We pulled up in my Alfa Romeo wearing Dave’s dad’s suits to try to get into one of the trendiest clubs in Atlanta at the time: Elan.
I gave my keys to the valet, and we approached the bouncer who’d seen us get out of the car. I tried to go first hoping he wouldn’t notice Dave, who almost looked like the kid at the end of the movie Big, swimming in his adult-sized suit. The seersucker I picked out might not have been the most chic-looking, but at least it fit.
“Just act like you own the place,” Dave muttered to me as we made our way to the entrance. What Dave lacked in height, he made up in confidence.
Getting in turned out to be the easy part, socializing with this crowd was a bit more challenging. We got a few drinks and Dave tried unsuccessfully talking to any girl that came within a six-foot radius.
On the surface, this group seemed a bit more polished than at some of the other places we could get ourselves into with our young faces and hodge-podge of fake ID’s: The biker bar that probably figured if we were ballsy enough to enter, then have at it; Confetti’s which was the after-work dance club for all of Atlanta’s bar and restaurant crews, so we could have been bar-backs or busboys paying it sideways; then there were any number of bar & grills that would serve you if you knew the waitress or could smooth talk them; and there was always Clarence Fosters, which was so packed every Thursday to Saturday they couldn’t keep track of what day it was, much less what year you were born.
I went to the bathroom at Elan and was greeted by an attendant. There were empty urinals, but I was never able to go with someone peeing right next to me. The attendant noticed I was eyeing the stalls, so he pushed one open for me and stood aside to let me in.
“Thank you,” I muttered while wondering what kind of tip I was supposed to leave for this experience.
When I finished peeing, I came out and washed my hands, while eyeing all of the different impulse items the attendant had out on the counter. There was mouthwash, cologne, combs, mints, even condoms.
I really wanted a mint, but I didn’t want to have to tip the guy so I held back. When I finished washing my hands I looked for a paper towel, but the attendant beat me to the punch. He offered me the towel he was holding.

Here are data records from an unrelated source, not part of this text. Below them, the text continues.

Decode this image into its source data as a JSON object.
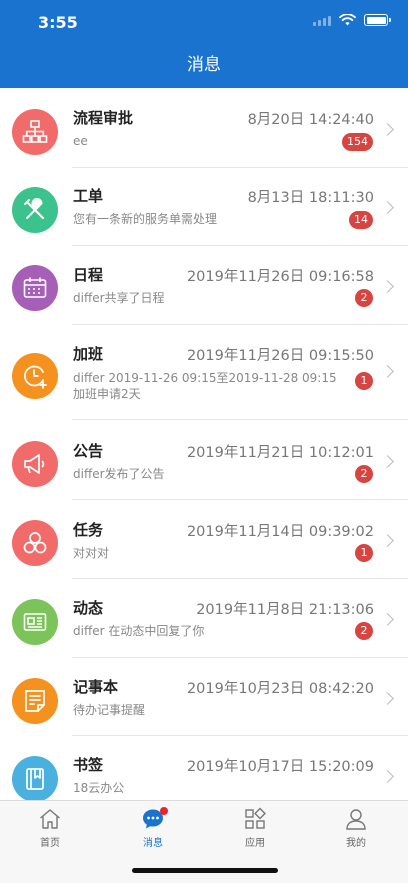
{
  "status_bar": {
    "time": "3:55"
  },
  "header": {
    "title": "消息"
  },
  "messages": [
    {
      "title": "流程审批",
      "time": "8月20日 14:24:40",
      "subtitle": "ee",
      "badge": "154",
      "icon": "flowchart-icon",
      "color": "#f26b6b"
    },
    {
      "title": "工单",
      "time": "8月13日 18:11:30",
      "subtitle": "您有一条新的服务单需处理",
      "badge": "14",
      "icon": "tools-icon",
      "color": "#3cc38d"
    },
    {
      "title": "日程",
      "time": "2019年11月26日 09:16:58",
      "subtitle": "differ共享了日程",
      "badge": "2",
      "icon": "calendar-icon",
      "color": "#a65fb6"
    },
    {
      "title": "加班",
      "time": "2019年11月26日 09:15:50",
      "subtitle": "differ 2019-11-26 09:15至2019-11-28 09:15 加班申请2天",
      "badge": "1",
      "icon": "clock-add-icon",
      "color": "#f5911e"
    },
    {
      "title": "公告",
      "time": "2019年11月21日 10:12:01",
      "subtitle": "differ发布了公告",
      "badge": "2",
      "icon": "megaphone-icon",
      "color": "#f26b6b"
    },
    {
      "title": "任务",
      "time": "2019年11月14日 09:39:02",
      "subtitle": "对对对",
      "badge": "1",
      "icon": "task-nodes-icon",
      "color": "#f26b6b"
    },
    {
      "title": "动态",
      "time": "2019年11月8日 21:13:06",
      "subtitle": "differ 在动态中回复了你",
      "badge": "2",
      "icon": "news-icon",
      "color": "#7cc35a"
    },
    {
      "title": "记事本",
      "time": "2019年10月23日 08:42:20",
      "subtitle": "待办记事提醒",
      "badge": "",
      "icon": "notepad-icon",
      "color": "#f5911e"
    },
    {
      "title": "书签",
      "time": "2019年10月17日 15:20:09",
      "subtitle": "18云办公",
      "badge": "",
      "icon": "bookmark-icon",
      "color": "#4ab0e0"
    }
  ],
  "tab_bar": {
    "tabs": [
      {
        "label": "首页",
        "icon": "home-icon",
        "active": false
      },
      {
        "label": "消息",
        "icon": "chat-icon",
        "active": true
      },
      {
        "label": "应用",
        "icon": "apps-grid-icon",
        "active": false
      },
      {
        "label": "我的",
        "icon": "person-icon",
        "active": false
      }
    ]
  },
  "colors": {
    "primary": "#1a74cf",
    "badge": "#d64541",
    "tab_dot": "#e8252c"
  }
}
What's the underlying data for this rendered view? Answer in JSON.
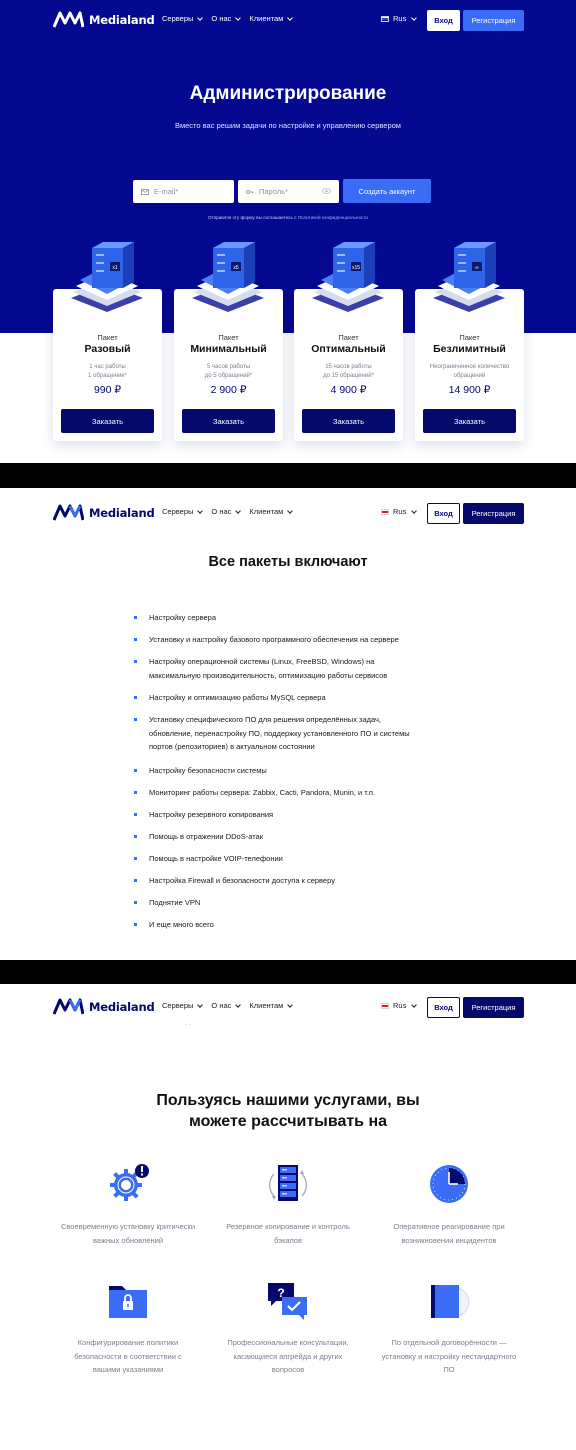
{
  "header": {
    "logo_text": "Medialand",
    "nav": [
      "Серверы",
      "О нас",
      "Клиентам"
    ],
    "lang": "Rus",
    "login": "Вход",
    "register": "Регистрация"
  },
  "hero": {
    "title": "Администрирование",
    "subtitle": "Вместо вас решим задачи по настройке и управлению сервером",
    "email_placeholder": "E-mail*",
    "password_placeholder": "Пароль*",
    "create_button": "Создать аккаунт",
    "agree_text": "Отправляя эту форму вы соглашаетесь с",
    "agree_link": "Политикой конфиденциальности"
  },
  "packages": [
    {
      "label": "Пакет",
      "name": "Разовый",
      "desc_1": "1 час работы",
      "desc_2": "1 обращение*",
      "price": "990 ₽",
      "badge": "x1",
      "button": "Заказать"
    },
    {
      "label": "Пакет",
      "name": "Минимальный",
      "desc_1": "5 часов работы",
      "desc_2": "до 5 обращений*",
      "price": "2 900 ₽",
      "badge": "x5",
      "button": "Заказать"
    },
    {
      "label": "Пакет",
      "name": "Оптимальный",
      "desc_1": "15 часов работы",
      "desc_2": "до 15 обращений*",
      "price": "4 900 ₽",
      "badge": "x15",
      "button": "Заказать"
    },
    {
      "label": "Пакет",
      "name": "Безлимитный",
      "desc_1": "Неограниченное количество",
      "desc_2": "обращений",
      "price": "14 900 ₽",
      "badge": "∞",
      "button": "Заказать"
    }
  ],
  "includes": {
    "title": "Все пакеты включают",
    "items": [
      {
        "l1": "Настройку сервера",
        "l2": "",
        "l3": ""
      },
      {
        "l1": "Установку и настройку базового программного обеспечения на сервере",
        "l2": "",
        "l3": ""
      },
      {
        "l1": "Настройку операционной системы (Linux, FreeBSD, Windows) на",
        "l2": "максимальную производительность, оптимизацию работы сервисов",
        "l3": ""
      },
      {
        "l1": "Настройку и оптимизацию работы MySQL сервера",
        "l2": "",
        "l3": ""
      },
      {
        "l1": "Установку специфического ПО для решения определённых задач,",
        "l2": "обновление, перенастройку ПО, поддержку установленного ПО и системы",
        "l3": "портов (репозиториев) в актуальном состоянии"
      },
      {
        "l1": "Настройку безопасности системы",
        "l2": "",
        "l3": ""
      },
      {
        "l1": "Мониторинг работы сервера: Zabbix, Cacti, Pandora, Munin, и т.п.",
        "l2": "",
        "l3": ""
      },
      {
        "l1": "Настройку резервного копирования",
        "l2": "",
        "l3": ""
      },
      {
        "l1": "Помощь в отражении DDoS-атак",
        "l2": "",
        "l3": ""
      },
      {
        "l1": "Помощь в настройке VOIP-телефонии",
        "l2": "",
        "l3": ""
      },
      {
        "l1": "Настройка Firewall и безопасности доступа к серверу",
        "l2": "",
        "l3": ""
      },
      {
        "l1": "Поднятие VPN",
        "l2": "",
        "l3": ""
      },
      {
        "l1": "И еще много всего",
        "l2": "",
        "l3": ""
      }
    ]
  },
  "benefits": {
    "dots": "· ·",
    "title_l1": "Пользуясь нашими услугами, вы",
    "title_l2": "можете рассчитывать на",
    "items": [
      {
        "icon": "gear-alert-icon",
        "l1": "Своевременную установку критически",
        "l2": "важных обновлений",
        "l3": ""
      },
      {
        "icon": "server-sync-icon",
        "l1": "Резервное копирование и контроль",
        "l2": "бэкапов",
        "l3": ""
      },
      {
        "icon": "clock-icon",
        "l1": "Оперативное реагирование при",
        "l2": "возникновении инцидентов",
        "l3": ""
      },
      {
        "icon": "locked-folder-icon",
        "l1": "Конфигурирование политики",
        "l2": "безопасности в соответствии с",
        "l3": "вашими указаниями"
      },
      {
        "icon": "chat-question-icon",
        "l1": "Профессиональные консультации,",
        "l2": "касающиеся апгрейда и других",
        "l3": "вопросов"
      },
      {
        "icon": "disc-box-icon",
        "l1": "По отдельной договорённости —",
        "l2": "установку и настройку нестандартного",
        "l3": "ПО"
      }
    ]
  },
  "colors": {
    "brand_dark": "#05098f",
    "brand_navy": "#05096b",
    "accent": "#3a6cf6"
  }
}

Flustered, I just wiped my hands on my seersucker suit and walked out.
While I was navigating the bathroom, Dave had surprisingly lured two women to our table. I nodded as I walked up.
“There’s the dentist,” Dave said.
“Huh?” I asked.
“Marla here, has a question for you.”
Marla suddenly got real close. “I’m a little self-conscious about it,” said Marla.
“Oh, just ask him,” said Dave.
“Okay then,” she looked me right in the eyes. “Do I need braces?” she asked as she smiled at me, a mosh-pit of teeth two inches from my face.
“Uh, ya’ know, I’m a dentist, not an orthodontist, so…”
“Give her your opinion,” Dave said.
“Okay,” I acted like I was studying her teeth, “no, I think they’re fine,” I lied.
When the girls went to the powder room, I looked at Dave. “Dentist? And what are you?”
“Of course, you get the cool job.”
Dave just shrugged. “Look, my Dad and Carine are at my house tonight, so let’s take these two to Carine’s.”
“I don’t know,” I said.
“Dude,” he answered with his multi-purpose word. Depending on inflection, it could mean many things including: “come on, let’s do it”; “don’t even think about it”; “awesome”; or the definitive “you fuckin’ kiddin’ me?” This one was a “come on, be my wingman” type of utterance.
The Alfa was only a two-seater, so the girls had to follow us. I’d never been to Dave’s Dad’s girlfriend’s house so Dave navigated.
Carine’s place was in a Brady Bunch style Dunwoody neighborhood. The house had a For Sale sign in the yard and lockbox hanging from the front door. We pulled up the driveway and Dave hopped out.
“Keep them busy for a minute,” he said as he ran around the back.
“You don’t have a key?” I called out.
“Dude,” Dave answered over his shoulder with the “you fuckin’ kiddin’ me” inflection.
I kept the girls busy by showing off my new car until Dave opened the front door of the house from inside. The girls and I entered, taking in all that this single mom’s house had to offer: flowery wallpaper here, pink pillows there, a family portrait of Carine and her kids over the fireplace.
Dave’s girl spoke first. “You married?”
“No, no. Divorced,” Dave said, as he took the picture off the wall and turned it away from us.
“You build this place?” the girl asked, still believing Dave was an architect.
“You like it?” he threw out.
She looked around again. “I do,” she blurted.
“I did,” Dave lied, “let me give you a tour.”
A half hour and several discussions about teeth later, Marla must have thought I was either gay or not that into her and she gave up. She went to look for her friend and they both left shortly thereafter.
Later that night Dave and I recounted our evening over scattered, smothered and covered omelets at Waffle House. Dave had the time of his life. I, on the other hand, did not.
“Dude,” I said to him in his own language. He just laughed. I took a bite of my omelet and shook my head, “next time- you’re the dentist, and I’m the architect!”